▶ _DATASET EXCERPTS_
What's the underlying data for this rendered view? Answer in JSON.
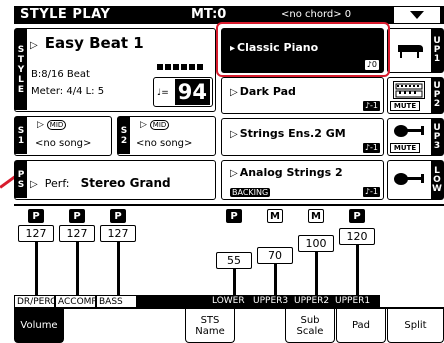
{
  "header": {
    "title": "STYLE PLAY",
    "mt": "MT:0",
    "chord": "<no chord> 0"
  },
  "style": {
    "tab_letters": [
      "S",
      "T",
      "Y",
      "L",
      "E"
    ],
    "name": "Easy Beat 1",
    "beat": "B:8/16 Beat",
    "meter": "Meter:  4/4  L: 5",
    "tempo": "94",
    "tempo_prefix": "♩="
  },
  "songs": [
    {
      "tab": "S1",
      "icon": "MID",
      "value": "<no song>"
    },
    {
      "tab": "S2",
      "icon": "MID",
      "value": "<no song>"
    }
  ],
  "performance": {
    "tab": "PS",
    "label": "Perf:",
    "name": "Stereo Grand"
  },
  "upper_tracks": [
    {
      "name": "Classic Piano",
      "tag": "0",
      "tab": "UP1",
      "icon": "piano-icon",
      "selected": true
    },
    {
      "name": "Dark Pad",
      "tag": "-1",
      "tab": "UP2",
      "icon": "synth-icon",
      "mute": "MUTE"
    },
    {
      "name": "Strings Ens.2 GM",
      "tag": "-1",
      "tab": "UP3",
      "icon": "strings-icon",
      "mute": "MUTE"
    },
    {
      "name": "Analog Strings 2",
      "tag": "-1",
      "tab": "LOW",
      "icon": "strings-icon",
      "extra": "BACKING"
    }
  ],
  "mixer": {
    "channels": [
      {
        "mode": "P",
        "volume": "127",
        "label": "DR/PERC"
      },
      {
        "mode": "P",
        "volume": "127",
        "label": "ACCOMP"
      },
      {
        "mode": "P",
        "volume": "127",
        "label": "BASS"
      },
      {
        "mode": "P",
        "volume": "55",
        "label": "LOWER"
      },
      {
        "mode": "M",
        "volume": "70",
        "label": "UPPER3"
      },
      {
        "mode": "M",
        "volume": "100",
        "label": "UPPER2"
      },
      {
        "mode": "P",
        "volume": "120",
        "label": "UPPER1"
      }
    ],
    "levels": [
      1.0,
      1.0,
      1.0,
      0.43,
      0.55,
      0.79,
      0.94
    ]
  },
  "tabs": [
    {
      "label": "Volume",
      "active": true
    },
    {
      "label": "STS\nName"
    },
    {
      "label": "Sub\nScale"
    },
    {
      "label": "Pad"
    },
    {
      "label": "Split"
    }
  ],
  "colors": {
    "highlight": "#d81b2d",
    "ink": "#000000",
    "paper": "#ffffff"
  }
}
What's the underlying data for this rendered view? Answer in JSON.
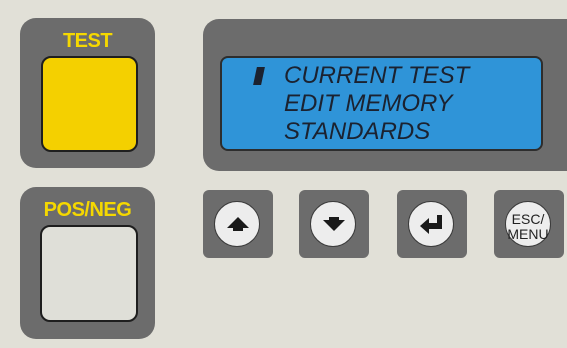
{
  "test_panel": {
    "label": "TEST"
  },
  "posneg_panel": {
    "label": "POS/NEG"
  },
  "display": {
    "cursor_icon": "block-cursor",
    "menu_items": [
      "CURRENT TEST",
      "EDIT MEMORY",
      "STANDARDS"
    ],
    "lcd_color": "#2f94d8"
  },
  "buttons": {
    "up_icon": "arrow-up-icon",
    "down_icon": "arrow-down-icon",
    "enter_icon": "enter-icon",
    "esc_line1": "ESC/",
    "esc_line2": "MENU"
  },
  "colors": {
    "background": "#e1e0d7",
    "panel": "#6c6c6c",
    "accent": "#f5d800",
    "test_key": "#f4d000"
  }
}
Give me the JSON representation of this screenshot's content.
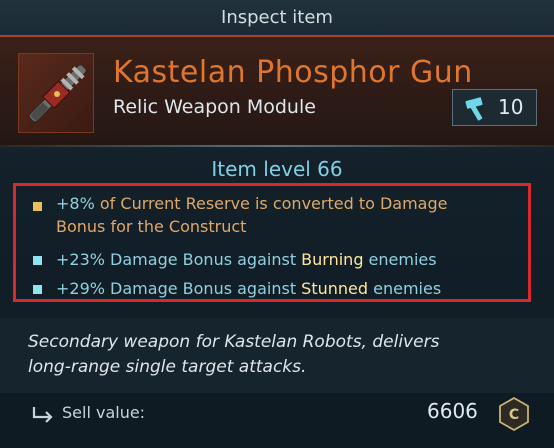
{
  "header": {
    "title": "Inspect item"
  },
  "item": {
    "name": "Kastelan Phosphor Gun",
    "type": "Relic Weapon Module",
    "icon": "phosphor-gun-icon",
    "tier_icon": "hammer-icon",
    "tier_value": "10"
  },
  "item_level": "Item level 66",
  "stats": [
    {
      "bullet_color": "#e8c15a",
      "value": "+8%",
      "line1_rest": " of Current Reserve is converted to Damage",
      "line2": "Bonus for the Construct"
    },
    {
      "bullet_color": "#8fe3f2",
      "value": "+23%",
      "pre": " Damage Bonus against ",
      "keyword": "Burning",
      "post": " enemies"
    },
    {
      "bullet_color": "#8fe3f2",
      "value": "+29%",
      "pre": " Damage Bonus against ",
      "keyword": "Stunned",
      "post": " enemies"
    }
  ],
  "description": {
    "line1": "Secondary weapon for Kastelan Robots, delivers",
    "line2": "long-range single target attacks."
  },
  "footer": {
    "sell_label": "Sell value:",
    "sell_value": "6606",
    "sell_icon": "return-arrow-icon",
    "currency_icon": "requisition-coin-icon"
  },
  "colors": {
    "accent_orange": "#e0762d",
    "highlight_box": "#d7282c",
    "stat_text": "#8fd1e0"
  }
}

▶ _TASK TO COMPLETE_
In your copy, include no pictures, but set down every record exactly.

▶ _TASK RESULT_
What's the underlying data for this rendered view? Answer in JSON.
{
  "header": {
    "title": "STYLE PLAY",
    "mt": "MT:0",
    "chord": "<no chord> 0"
  },
  "style": {
    "tab_letters": [
      "S",
      "T",
      "Y",
      "L",
      "E"
    ],
    "name": "Easy Beat 1",
    "beat": "B:8/16 Beat",
    "meter": "Meter:  4/4  L: 5",
    "tempo": "94",
    "tempo_prefix": "♩="
  },
  "songs": [
    {
      "tab": "S1",
      "icon": "MID",
      "value": "<no song>"
    },
    {
      "tab": "S2",
      "icon": "MID",
      "value": "<no song>"
    }
  ],
  "performance": {
    "tab": "PS",
    "label": "Perf:",
    "name": "Stereo Grand"
  },
  "upper_tracks": [
    {
      "name": "Classic Piano",
      "tag": "0",
      "tab": "UP1",
      "icon": "piano-icon",
      "selected": true
    },
    {
      "name": "Dark Pad",
      "tag": "-1",
      "tab": "UP2",
      "icon": "synth-icon",
      "mute": "MUTE"
    },
    {
      "name": "Strings Ens.2 GM",
      "tag": "-1",
      "tab": "UP3",
      "icon": "strings-icon",
      "mute": "MUTE"
    },
    {
      "name": "Analog Strings 2",
      "tag": "-1",
      "tab": "LOW",
      "icon": "strings-icon",
      "extra": "BACKING"
    }
  ],
  "mixer": {
    "channels": [
      {
        "mode": "P",
        "volume": "127",
        "label": "DR/PERC"
      },
      {
        "mode": "P",
        "volume": "127",
        "label": "ACCOMP"
      },
      {
        "mode": "P",
        "volume": "127",
        "label": "BASS"
      },
      {
        "mode": "P",
        "volume": "55",
        "label": "LOWER"
      },
      {
        "mode": "M",
        "volume": "70",
        "label": "UPPER3"
      },
      {
        "mode": "M",
        "volume": "100",
        "label": "UPPER2"
      },
      {
        "mode": "P",
        "volume": "120",
        "label": "UPPER1"
      }
    ],
    "levels": [
      1.0,
      1.0,
      1.0,
      0.43,
      0.55,
      0.79,
      0.94
    ]
  },
  "tabs": [
    {
      "label": "Volume",
      "active": true
    },
    {
      "label": "STS\nName"
    },
    {
      "label": "Sub\nScale"
    },
    {
      "label": "Pad"
    },
    {
      "label": "Split"
    }
  ],
  "colors": {
    "highlight": "#d81b2d",
    "ink": "#000000",
    "paper": "#ffffff"
  }
}
What's the underlying data for this rendered view? Answer in JSON.
{
  "test_panel": {
    "label": "TEST"
  },
  "posneg_panel": {
    "label": "POS/NEG"
  },
  "display": {
    "cursor_icon": "block-cursor",
    "menu_items": [
      "CURRENT TEST",
      "EDIT MEMORY",
      "STANDARDS"
    ],
    "lcd_color": "#2f94d8"
  },
  "buttons": {
    "up_icon": "arrow-up-icon",
    "down_icon": "arrow-down-icon",
    "enter_icon": "enter-icon",
    "esc_line1": "ESC/",
    "esc_line2": "MENU"
  },
  "colors": {
    "background": "#e1e0d7",
    "panel": "#6c6c6c",
    "accent": "#f5d800",
    "test_key": "#f4d000"
  }
}
Give me the JSON representation of this screenshot's content.
{
  "header": {
    "title": "Inspect item"
  },
  "item": {
    "name": "Kastelan Phosphor Gun",
    "type": "Relic Weapon Module",
    "icon": "phosphor-gun-icon",
    "tier_icon": "hammer-icon",
    "tier_value": "10"
  },
  "item_level": "Item level 66",
  "stats": [
    {
      "bullet_color": "#e8c15a",
      "value": "+8%",
      "line1_rest": " of Current Reserve is converted to Damage",
      "line2": "Bonus for the Construct"
    },
    {
      "bullet_color": "#8fe3f2",
      "value": "+23%",
      "pre": " Damage Bonus against ",
      "keyword": "Burning",
      "post": " enemies"
    },
    {
      "bullet_color": "#8fe3f2",
      "value": "+29%",
      "pre": " Damage Bonus against ",
      "keyword": "Stunned",
      "post": " enemies"
    }
  ],
  "description": {
    "line1": "Secondary weapon for Kastelan Robots, delivers",
    "line2": "long-range single target attacks."
  },
  "footer": {
    "sell_label": "Sell value:",
    "sell_value": "6606",
    "sell_icon": "return-arrow-icon",
    "currency_icon": "requisition-coin-icon"
  },
  "colors": {
    "accent_orange": "#e0762d",
    "highlight_box": "#d7282c",
    "stat_text": "#8fd1e0"
  }
}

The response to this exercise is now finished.